6. John said he wished they hadn’t forgotten God and finished by saying Christianity helped pull the wall down in Europe, do we really want to build another one?
Christopher Hitchens responded by asking how we know all this and where John was getting all of his information from.
1. He said he didn’t need to call upon an invisible means of support from a totalitarian God who provides divine assurance.
2. He criticised the idea of “vicarious redemption” and said that you shouldn’t want someone else paying your debts for you (as he said it cancels your responsibility).
3. He said that this offer is then backed up by a threat of hell.

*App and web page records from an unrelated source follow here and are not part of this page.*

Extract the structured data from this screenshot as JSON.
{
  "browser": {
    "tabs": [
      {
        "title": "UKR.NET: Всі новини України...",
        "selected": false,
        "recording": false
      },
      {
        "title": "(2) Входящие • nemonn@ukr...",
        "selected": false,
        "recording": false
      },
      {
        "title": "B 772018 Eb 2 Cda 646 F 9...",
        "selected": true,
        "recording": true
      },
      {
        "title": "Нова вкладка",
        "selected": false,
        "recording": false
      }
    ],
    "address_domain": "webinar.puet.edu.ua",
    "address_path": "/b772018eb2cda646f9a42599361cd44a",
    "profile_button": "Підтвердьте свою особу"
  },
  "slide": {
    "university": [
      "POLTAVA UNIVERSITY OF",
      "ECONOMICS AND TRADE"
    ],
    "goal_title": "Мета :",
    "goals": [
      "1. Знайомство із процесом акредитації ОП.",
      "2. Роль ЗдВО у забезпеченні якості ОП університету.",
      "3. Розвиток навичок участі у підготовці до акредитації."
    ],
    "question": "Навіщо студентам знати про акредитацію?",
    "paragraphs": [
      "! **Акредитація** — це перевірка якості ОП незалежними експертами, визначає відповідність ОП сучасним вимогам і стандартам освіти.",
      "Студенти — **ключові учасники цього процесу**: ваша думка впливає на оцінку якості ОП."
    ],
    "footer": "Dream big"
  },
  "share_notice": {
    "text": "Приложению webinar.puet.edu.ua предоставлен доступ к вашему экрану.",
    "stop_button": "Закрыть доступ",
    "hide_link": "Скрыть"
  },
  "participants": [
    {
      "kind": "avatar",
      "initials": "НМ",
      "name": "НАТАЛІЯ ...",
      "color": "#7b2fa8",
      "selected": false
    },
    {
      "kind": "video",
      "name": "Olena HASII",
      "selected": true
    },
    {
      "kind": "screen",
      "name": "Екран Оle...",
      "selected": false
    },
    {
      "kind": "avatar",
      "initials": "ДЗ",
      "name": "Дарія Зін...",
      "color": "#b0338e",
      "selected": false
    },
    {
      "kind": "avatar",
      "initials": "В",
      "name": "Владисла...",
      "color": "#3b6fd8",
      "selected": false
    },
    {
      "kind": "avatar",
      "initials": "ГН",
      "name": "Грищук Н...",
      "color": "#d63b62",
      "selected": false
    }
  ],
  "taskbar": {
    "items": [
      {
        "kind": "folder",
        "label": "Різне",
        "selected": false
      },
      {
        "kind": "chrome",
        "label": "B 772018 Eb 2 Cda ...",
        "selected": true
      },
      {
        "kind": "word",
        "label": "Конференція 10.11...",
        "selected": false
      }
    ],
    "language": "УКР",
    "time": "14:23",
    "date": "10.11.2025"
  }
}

4. He asked how we even know about hell when all the religions contradict each other and therefore by definition that most religious thinkers throughout history must have been wrong (assuming that one religion is right). He says this causes moral chaos (as people can’t agree).
5. Finally he concluded with a challenge to name a moral action done by a religious person that couldn’t be done by a non-religious person and then said to think of an evil action done in the name of religion. [He meant to finish by saying that would not be done by a non-religious person, but he didn’t say this, which meant his final point wasn’t quite as he had intended).
General comments about the debate
The debate was an interesting clash of styles, with Hitchens favouring less points, but made very forcefully with humour and quips to strengthen his argument. He did make a couple of isolated “low blows” by interrupting one of Lennox’s points during the rebuttal (by dismissing it as a weak point), as well as saying “he didn’t need 5 minutes to dispel the resurrection” without then attempting to do so.
Lennox by contrast had a huge number of points and quotes (many from atheists) and therefore if you transcribed the debate he would have been the overwhelming victor. However, because of Hitchens’ strong oratory skills, he was able to reduce the gap, in spite of Lennox’s great charisma.
It seemed that Hitchens going first turned out to be fortuitous because his opening statement focused upon politics and religion and it included much that Lennox could agree with. Lennox was then able to attack the ideas underpinning new atheism, which left Hitchens with only the rebuttal and concluding remarks to reply in kind. However, the format did at least allow Hicthens to have the last say, when it would have been nice to have been able to respond to some of his final comments, particularly those concerning the cross.
The other interesting thing to note was the palpable level of aggression and derision from atheists in the audience towards Christianity (e.g. people were vigorously nodding and muttering in agreement with Hitchens’ points, irrespective of whether it was a stronger or weaker point that was made). I found the level of this to be quite surprising and it seemed to me that this refusal to concede any ground to the opposition greatly weakened their case, as this dismissive attitude (possibly based on a perceived intellectual superiority) suggested that they weren’t prepared to engage with the evidence at hand. This also highlighted how important it is for Christian to be different to this (as John was) by being fair with the evidence at hand, in order to properly engage with those who disagree with us (rather than being immediately dismissive). Likewise, it also demonstrated the important challenge of attempting to communicate the gospel effectively and positively to those who – for whatever reason – already have very negative picture of what the Christianfaith is all about.
For those interested, the DVD of the debate can be pre-ordered from the Fixed-Point Foundation website.